Another common belief is that cats who are spayed or neutered typically gain weight. This rumor goes hand-in-hand with the belief that cats become lethargic. The general idea is, if a cat gets lazy from being fixed and still eats as much as they used to, they'll become fat.
The reality is, your cat shouldn't put on much weight after being fixed if any. Male cats who are fighting for territory and female cats who repeatedly go into heat are more likely to eat in order to have the energy they need to survive battles and to raise kittens, respectively. If you encourage your kitty to continue playing after their operation, they shouldn't put on any additional weight unless they were actually thinner than they should be to start with.
Lastly, there's a claim that cats are more likely to experience cancer if they're fixed. The reality is, fixing your cat can actually help to protect or even eliminate their risk of certain cancers.
Female cats can develop mammary and ovarian cancers, just like females of other species. By spaying your cat, you reduce the amount of estrogen her body produces, which reduces the risk of these cancers.
Male cats are at risk of developing testicular cancer in their lives due to an abundance of testosterone. However, if your cat is neutered, the testicles are removed. This means your male cat will never develop testicular cancer after being fixed.

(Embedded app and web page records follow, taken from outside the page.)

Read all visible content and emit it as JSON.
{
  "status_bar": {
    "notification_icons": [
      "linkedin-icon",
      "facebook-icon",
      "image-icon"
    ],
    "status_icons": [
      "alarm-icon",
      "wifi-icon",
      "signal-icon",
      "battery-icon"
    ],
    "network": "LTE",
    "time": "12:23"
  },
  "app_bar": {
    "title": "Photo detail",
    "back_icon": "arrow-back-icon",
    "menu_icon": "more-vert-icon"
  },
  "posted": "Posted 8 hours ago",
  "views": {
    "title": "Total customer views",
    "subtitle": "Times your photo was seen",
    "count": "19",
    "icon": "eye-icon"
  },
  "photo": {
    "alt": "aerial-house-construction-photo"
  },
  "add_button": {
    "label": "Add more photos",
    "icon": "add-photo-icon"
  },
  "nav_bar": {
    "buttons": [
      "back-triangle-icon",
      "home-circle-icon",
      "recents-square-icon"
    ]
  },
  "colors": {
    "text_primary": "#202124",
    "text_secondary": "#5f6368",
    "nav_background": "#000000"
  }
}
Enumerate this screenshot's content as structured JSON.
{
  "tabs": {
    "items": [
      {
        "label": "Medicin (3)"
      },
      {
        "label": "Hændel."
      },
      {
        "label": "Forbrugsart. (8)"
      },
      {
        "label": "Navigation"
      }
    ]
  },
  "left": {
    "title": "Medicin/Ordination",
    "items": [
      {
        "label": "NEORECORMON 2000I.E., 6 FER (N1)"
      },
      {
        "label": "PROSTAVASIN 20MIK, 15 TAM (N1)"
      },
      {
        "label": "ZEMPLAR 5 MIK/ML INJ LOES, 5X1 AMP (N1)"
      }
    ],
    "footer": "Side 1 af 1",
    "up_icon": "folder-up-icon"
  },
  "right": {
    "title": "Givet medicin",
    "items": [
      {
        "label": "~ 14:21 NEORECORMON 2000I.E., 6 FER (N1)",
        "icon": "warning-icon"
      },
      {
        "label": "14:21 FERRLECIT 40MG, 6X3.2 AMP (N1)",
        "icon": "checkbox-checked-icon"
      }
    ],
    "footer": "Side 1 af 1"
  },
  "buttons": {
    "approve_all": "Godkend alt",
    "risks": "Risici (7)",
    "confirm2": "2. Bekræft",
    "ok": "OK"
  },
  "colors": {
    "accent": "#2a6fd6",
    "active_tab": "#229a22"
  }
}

Fixing your cat can help to improve behavioral issues, prevent wandering, and prolong their life by protecting them from dangerous diseases. If you haven't had your cat spayed or neutered yet, it's never too late to have the operation performed. Talk to a veterinarian about pet spaying right away to start your cat on the path to a better life.